In a concerted attempt to overhaul the state’s workers’ compensation system for the first time in decades, the State’s Senate and Assembly overwhelmingly approved a package of workers’ compensation reform bills on June 23 (S1913, S1914, S1915, S1916, S1917 and S1918), which now will go to Governor Corzine for his consideration.
If passed, S1913 would increase the power of judges of compensation to enforce the state’s workers’ compensation law, by providing them the authority to impose costs, interest, attorneys’ fees and other fines, to exclude witnesses, to hold hearings on contempt proceedings, and to dismiss claims and suppress defenses, if warranted.

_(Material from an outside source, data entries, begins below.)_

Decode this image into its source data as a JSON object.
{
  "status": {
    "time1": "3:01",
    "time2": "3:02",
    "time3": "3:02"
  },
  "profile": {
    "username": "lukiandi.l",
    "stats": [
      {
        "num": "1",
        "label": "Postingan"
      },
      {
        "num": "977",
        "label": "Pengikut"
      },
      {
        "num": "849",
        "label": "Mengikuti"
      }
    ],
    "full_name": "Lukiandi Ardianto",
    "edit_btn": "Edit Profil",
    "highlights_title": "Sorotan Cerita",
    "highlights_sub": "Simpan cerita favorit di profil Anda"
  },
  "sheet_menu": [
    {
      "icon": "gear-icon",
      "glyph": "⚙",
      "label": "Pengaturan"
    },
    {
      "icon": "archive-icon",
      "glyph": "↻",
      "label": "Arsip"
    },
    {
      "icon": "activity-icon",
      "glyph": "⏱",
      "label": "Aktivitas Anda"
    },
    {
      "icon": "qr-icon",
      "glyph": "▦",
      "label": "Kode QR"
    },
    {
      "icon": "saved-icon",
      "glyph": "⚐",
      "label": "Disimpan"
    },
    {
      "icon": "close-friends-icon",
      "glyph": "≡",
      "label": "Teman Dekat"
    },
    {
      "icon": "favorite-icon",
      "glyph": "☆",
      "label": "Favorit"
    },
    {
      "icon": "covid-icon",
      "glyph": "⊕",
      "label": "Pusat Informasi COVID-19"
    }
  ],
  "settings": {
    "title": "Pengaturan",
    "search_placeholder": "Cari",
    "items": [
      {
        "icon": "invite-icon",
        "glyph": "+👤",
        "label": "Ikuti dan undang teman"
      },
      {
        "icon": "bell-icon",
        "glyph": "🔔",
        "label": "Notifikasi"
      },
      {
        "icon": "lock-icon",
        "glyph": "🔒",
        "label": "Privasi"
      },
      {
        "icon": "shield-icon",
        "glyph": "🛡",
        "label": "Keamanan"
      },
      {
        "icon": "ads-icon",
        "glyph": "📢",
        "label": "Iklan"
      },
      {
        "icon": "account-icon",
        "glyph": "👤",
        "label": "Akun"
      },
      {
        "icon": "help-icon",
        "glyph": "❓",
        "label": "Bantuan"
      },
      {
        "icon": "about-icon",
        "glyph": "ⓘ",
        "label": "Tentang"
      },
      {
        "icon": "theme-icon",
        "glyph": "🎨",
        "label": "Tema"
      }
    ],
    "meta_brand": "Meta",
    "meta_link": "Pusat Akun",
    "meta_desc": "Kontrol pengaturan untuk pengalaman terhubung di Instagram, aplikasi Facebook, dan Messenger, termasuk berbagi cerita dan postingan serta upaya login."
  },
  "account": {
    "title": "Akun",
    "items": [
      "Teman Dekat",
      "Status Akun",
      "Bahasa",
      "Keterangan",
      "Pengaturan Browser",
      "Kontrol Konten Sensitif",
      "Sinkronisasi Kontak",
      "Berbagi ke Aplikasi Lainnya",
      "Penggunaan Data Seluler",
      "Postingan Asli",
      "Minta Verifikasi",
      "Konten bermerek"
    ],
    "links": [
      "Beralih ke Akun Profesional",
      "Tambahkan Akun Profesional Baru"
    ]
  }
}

S1914 would increase the criminal penalties for employers that fail to provide workers’ compensation coverage, from a disorderly persons offense to a crime of the fourth degree (and to a crime in the third degree if the employer’s failure was knowing).
S1915 would require all employers required to submit an annual report to also include in that report valid proof of workers’ compensation coverage (i.e., either documentation from the Commissioner of Banking authorizing the employer to be self-insured, or a letter from an insurance carrier or verification of the name of the carrier, insurance policy number and date the policy coverage commenced).
S1916 would provide that when a physician states a worker is in need of emergent medical care not being provided or authorized by the employer, the worker may file a motion for emergent medical treatment. The employer would have to answer the motion within five calendar days, and an initial conference would take place within five days of that answer. The employer also would have 15 days after receipt of the motion to schedule its own medical examination.
S1917 would mandate that the Compensation Rating and Inspection Bureau (which is responsible for maintaining rules, regulations and premium rates for workers’ compensation and employer’s liability insurance) be reformed to include on its governing committee, for the first time, directors who do not represent member insurers, but rather a licensed insurance producer; a representative of business; and a representative of labor.
Finally, S1918 would authorize the Insurance Fraud Prosecutor to investigate and prosecute cases of failure to provide workers’ compensation insurance coverage after the employer has been given a reasonable opportunity to obtain that coverage.
Note: This article was published in the July 2008 issue of the New Jersey eAuthority.